On September 22, the Rail Baltic Business Network high-level debate “Rail Baltica – Future Railway for Business” took place in Tallinn under the Connecting Europe conference, one of the most important events concerning transport in Europe.

The interest for the debate that was held as the last event of the two-day transport conference was very big and the cinema auditorium used as the venue of the event was entirely full – more than 130 people was listening to the debate.

Rail Baltica’s business potential was discussed by Mr. Henrik Hololei, Director-General of the European Commission’s Directorate-General for Mobility and Transport, Mr. Claudio Richardson, Managing Director of KÜHNE + NAGEL Estonia, Mr. Siim Kallas, Former Vice President of the European Commission for Transport, Mrs. Baiba Rubesa, Managing Director of Rail Baltica, Mr. Alberto Cozzi, Head of Special Projects at Trieste Port, and Mr. Håkan Fagerstrom, Head of Cargo at Tallink Grupp.

Henrik Hololei, who did the opening of the conference, confirmed his complete belief in the Rail Baltica project and its importance. “To those who are constantly complaining about the lack of cargo, I would like to say that when there is no infrastructure, there cannot be any cargo.

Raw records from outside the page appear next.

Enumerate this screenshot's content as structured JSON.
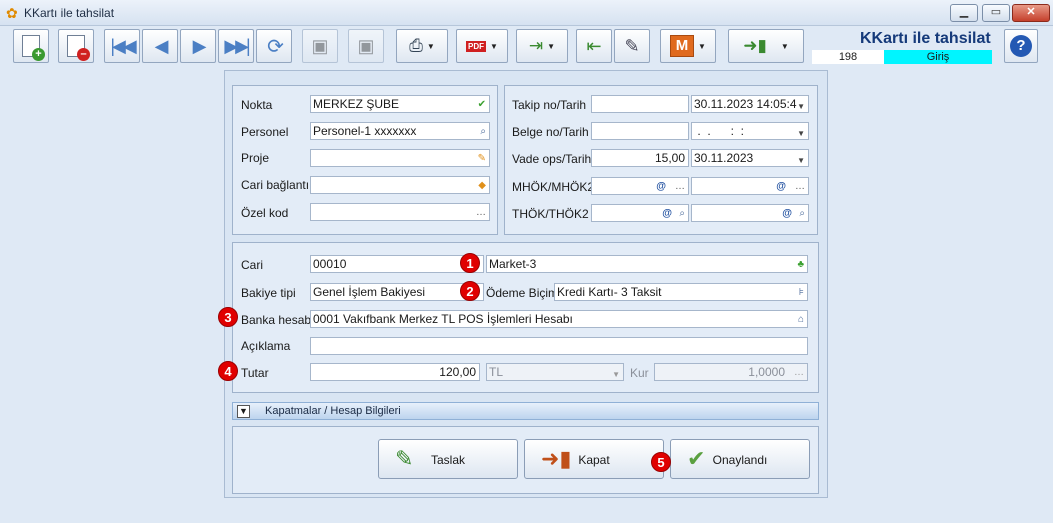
{
  "window": {
    "title": "KKartı ile tahsilat",
    "minimize": "▁",
    "maximize": "▭",
    "close": "✕"
  },
  "header": {
    "title": "KKartı ile tahsilat",
    "number": "198",
    "status": "Giriş",
    "help": "?"
  },
  "toolbar": {
    "pdf_label": "PDF",
    "m_label": "M"
  },
  "left_panel": {
    "nokta": {
      "label": "Nokta",
      "value": "MERKEZ ŞUBE"
    },
    "personel": {
      "label": "Personel",
      "value": "Personel-1 xxxxxxx"
    },
    "proje": {
      "label": "Proje",
      "value": ""
    },
    "cari_baglanti": {
      "label": "Cari bağlantı",
      "value": ""
    },
    "ozel_kod": {
      "label": "Özel kod",
      "value": ""
    }
  },
  "right_panel": {
    "takip": {
      "label": "Takip no/Tarih",
      "number": "",
      "date": "30.11.2023 14:05:4"
    },
    "belge": {
      "label": "Belge no/Tarih",
      "number": "",
      "date": " .  .      :  :"
    },
    "vade": {
      "label": "Vade ops/Tarih",
      "number": "15,00",
      "date": "30.11.2023"
    },
    "mhok": {
      "label": "MHÖK/MHÖK2"
    },
    "thok": {
      "label": "THÖK/THÖK2"
    }
  },
  "details": {
    "cari": {
      "label": "Cari",
      "code": "00010",
      "name": "Market-3"
    },
    "bakiye": {
      "label": "Bakiye tipi",
      "value": "Genel İşlem Bakiyesi"
    },
    "odeme": {
      "label": "Ödeme Biçimi",
      "value": "Kredi Kartı- 3 Taksit"
    },
    "banka": {
      "label": "Banka hesabı",
      "value": "0001 Vakıfbank Merkez TL POS İşlemleri Hesabı"
    },
    "aciklama": {
      "label": "Açıklama",
      "value": ""
    },
    "tutar": {
      "label": "Tutar",
      "value": "120,00",
      "currency": "TL",
      "kur_label": "Kur",
      "kur_value": "1,0000"
    }
  },
  "markers": [
    "1",
    "2",
    "3",
    "4",
    "5"
  ],
  "collapse": {
    "label": "Kapatmalar / Hesap Bilgileri"
  },
  "actions": {
    "taslak": "Taslak",
    "kapat": "Kapat",
    "onaylandi": "Onaylandı"
  }
}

The duty of the state is to create opportunities and take a look at the future. When there is a chance, then there is definitely somebody who makes the things happen,” he said.

The Managing Director of Rail Baltica, Baiba Rubesa explained that the new railway creates new business opportunities in several areas – for cargo both in the Baltics, as well as in the north-south and east-west routes, passenger transport, but also due to modern multimodal ports and terminals. “Rail Baltica will indeed create a whole new economic corridor,” she said.

Claudio Richardson sees opportunities for Rail Baltica also on the New Silk Road. According to him, it is only a matter of time when Chinese goods will arrive by train directly to Northern Europe. “Estonia is the best possible destination in the region for the New Silk Road. That due to its geographical location, connections and adjacent markets, which in addition to the Baltics also include Finland and Sweden,” he explained.

The Head of Cargo at Tallink Grupp, Håkan Fagerstrom said that today, there is so much cargo on Via Baltica, i.e. the highway leading from Czech Republic to Tallinn, that there are traffic jams and a lack of truck drivers. “These goods need a new passageway and that is where the opportunity opens for Rail Baltica. I see huge potential here, since the Far East already has a railway straight to Central Europe, which means that the quantity of goods carried on this road is increasing,” said Fagerstrom. However, he added that, before the construction has not started, not a single entrepreneur really dares to count with Rail Baltica.

The non-profit organisation Rail Baltic Business Network was created to give entrepreneurs a better chance of express their opinion on the issues related to the new Rail Baltica railway, and to engage business communities in the development of Rail Baltica and the mapping of the related business opportunities already from the early stages.